Love and trust are tied up in the concept, too. Trusting a person isn't just about calculating risk, it's about "having an optimistic attitude towards the other's will." I suppose she means you believe the person is essentially good and essentially means well, even if his actions don't always support that.
Forgiving someone for a trespass, Warburton points out, puts the forgiver in an incredibly powerful position over the offender. Because the forgiver is handing out something to which the offender, by definition, is not due, she is conferring a boon. (I imagine a queen generously proffering a gold coin to a subject.) Allais agrees and uses the character of Uriah Heep from David Copperfield as an example: David's ultimate forgiveness of offender Uriah Heep makes him look magnanimous. It puts him, David, in a superior position.
But at the same time, by saying "I forgive you," you are also informing the offender that you do consider him to be responsible for a wrong. In the film Philomena, the title character appears not to blame the Catholic institution that took her child. She's very placid and accepting of everything ... until the very end, where she says "I forgive you." Even in the quiet way she says it, she is placing blame. She could not offer forgiveness where there was nothing to forgive.
So we've established that forgiveness isn't about therapy for the forgiver, and it's not a moral obligation for the victim. What, then is the point of forgiveness, asks Warburton. Why bother? Should he forgive his dead father?

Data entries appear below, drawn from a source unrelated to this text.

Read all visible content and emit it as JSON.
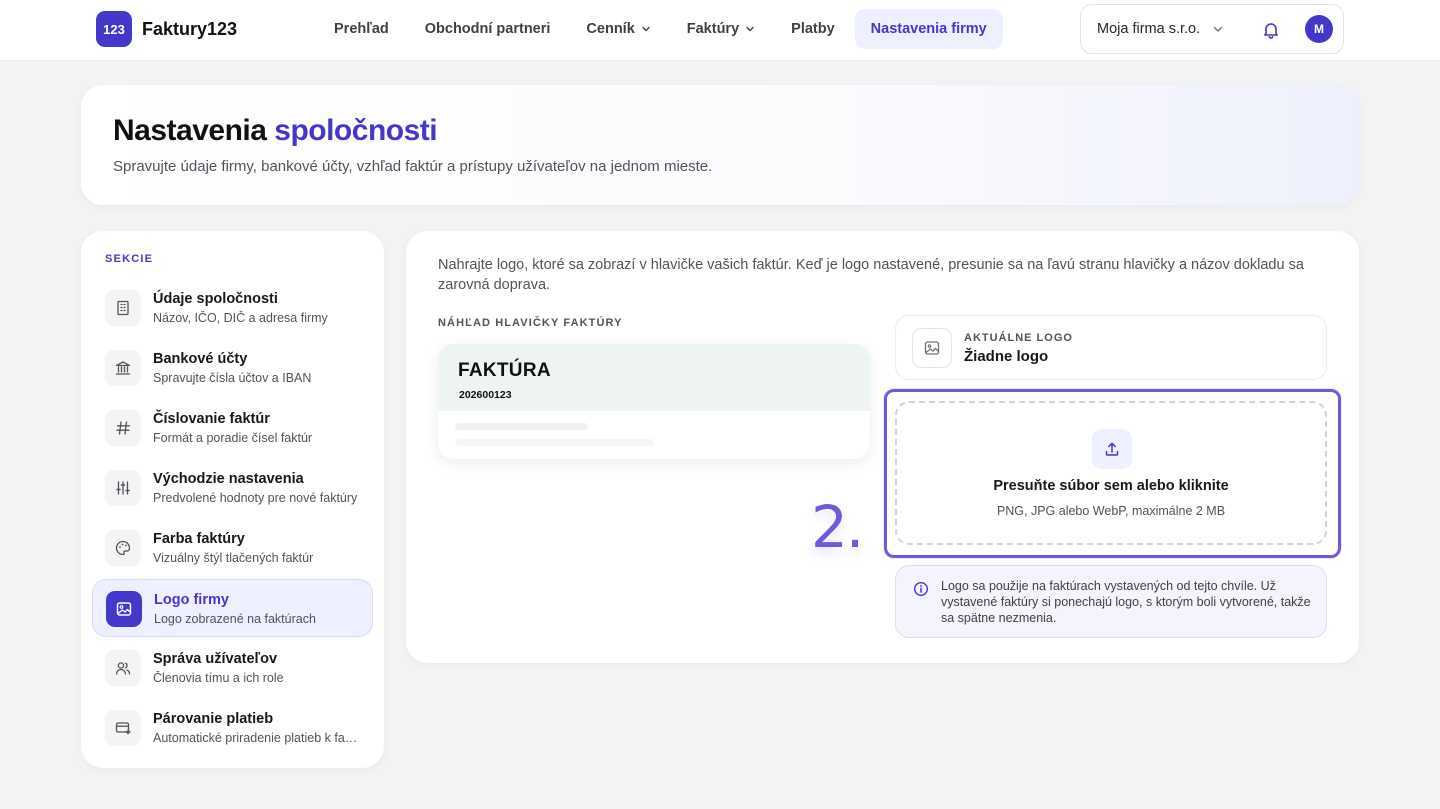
{
  "brand": {
    "badge": "123",
    "name": "Faktury123"
  },
  "nav": {
    "items": [
      {
        "label": "Prehľad"
      },
      {
        "label": "Obchodní partneri"
      },
      {
        "label": "Cenník"
      },
      {
        "label": "Faktúry"
      },
      {
        "label": "Platby"
      },
      {
        "label": "Nastavenia firmy"
      }
    ],
    "active": "Nastavenia firmy"
  },
  "account": {
    "company": "Moja firma s.r.o.",
    "avatar_initial": "M"
  },
  "hero": {
    "title_part1": "Nastavenia ",
    "title_part2": "spoločnosti",
    "subtitle": "Spravujte údaje firmy, bankové účty, vzhľad faktúr a prístupy užívateľov na jednom mieste."
  },
  "sidebar": {
    "heading": "SEKCIE",
    "items": [
      {
        "label": "Údaje spoločnosti",
        "desc": "Názov, IČO, DIČ a adresa firmy",
        "icon": "building-icon"
      },
      {
        "label": "Bankové účty",
        "desc": "Spravujte čísla účtov a IBAN",
        "icon": "bank-icon"
      },
      {
        "label": "Číslovanie faktúr",
        "desc": "Formát a poradie čísel faktúr",
        "icon": "hash-icon"
      },
      {
        "label": "Východzie nastavenia",
        "desc": "Predvolené hodnoty pre nové faktúry",
        "icon": "sliders-icon"
      },
      {
        "label": "Farba faktúry",
        "desc": "Vizuálny štýl tlačených faktúr",
        "icon": "palette-icon"
      },
      {
        "label": "Logo firmy",
        "desc": "Logo zobrazené na faktúrach",
        "icon": "image-icon"
      },
      {
        "label": "Správa užívateľov",
        "desc": "Členovia tímu a ich role",
        "icon": "users-icon"
      },
      {
        "label": "Párovanie platieb",
        "desc": "Automatické priradenie platieb k faktúram",
        "icon": "card-sync-icon"
      }
    ],
    "active": "Logo firmy"
  },
  "main": {
    "intro": "Nahrajte logo, ktoré sa zobrazí v hlavičke vašich faktúr. Keď je logo nastavené, presunie sa na ľavú stranu hlavičky a názov dokladu sa zarovná doprava.",
    "preview_label": "NÁHĽAD HLAVIČKY FAKTÚRY",
    "preview": {
      "title": "FAKTÚRA",
      "number": "202600123"
    },
    "current_logo": {
      "label": "AKTUÁLNE LOGO",
      "value": "Žiadne logo"
    },
    "dropzone": {
      "title": "Presuňte súbor sem alebo kliknite",
      "subtitle": "PNG, JPG alebo WebP, maximálne 2 MB"
    },
    "step_marker": "2.",
    "info": "Logo sa použije na faktúrach vystavených od tejto chvíle. Už vystavené faktúry si ponechajú logo, s ktorým boli vytvorené, takže sa spätne nezmenia."
  },
  "colors": {
    "accent": "#4338ca",
    "highlight": "#6d5bd9",
    "preview_header": "#eef5f1"
  }
}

The major benefit of forgiveness for the forgiver, says Allais, is that it allows the victim and the offender to continue a relationship. In relationships, "we do hurt each other and wrong each other all the time, and we need to hold each other accountable, but we also need to move on." Relationships that involve love and trust are about people bound together, heading into the future together. And if everyone is keeping a tally of hurts and just deserts, love and trust will erode. The "togetherness" of the future may become impossible.
We assess who people are by watching their behavior: what they do shows us who they are. But loving someone requires seeing them as more than the sum of actions. If you just judge someone by their actions, you'll be keeping a tally and thinking about what they deserve. We don't love people because they've got the right tally or because we think their behavior obliges us to love them. So when forgiveness is tied up with love (which it isn't always), it draws on our habit of loving people whether they "deserve" it or not.
The last couple minutes of the podcast are dedicated to discussing crimes against humanity, and whether groups of people can forgive other groups of people. It's an interesting discussion and I suggest people listen all the way through, but this blog post is already quite long so I'll stick to the personal side of it. And I will wrap up with an open question Allais didn't get to: what is the role of apology in forgiveness? It's more difficult to forgive if the victim is scared the offender will cause the same hurt again. A sincere apology, one that accepts responsibility and reflects an understanding of the hurt caused, can go a long way toward easing that fear: if the offender understands she made a mistake, she's less likely to make it again. If she refuses to acknowledge she did make a mistake, if she thinks her actions were perfectly justified, than the trust that is so inherent to forgiveness is badly damaged.
The most helpful thing I got out of the 15 minutes is this idea: forgiveness does not mean you pretend nothing happened. It does not mean the offender gets away with something. It does mean putting the offense in its place, and refusing to allow it to define the person (and the relationship) entirely.
"Forgiveness offers something that punishing cannot give," Allais writes in the conclusion to her paper. "In forgiving, we allow the wrongdoer to make a genuinely fresh start; the slate is wiped clean."
Wiping the Slate Clean, by Lucy Allais
How to Give A Meaningful Apology from UMass Amherst's Family Business Center
Must We Forgive Our Abusive Parents? from Slate Magazine
Restorative Justice As A Pathway to Forgiveness, by Jac Armstrong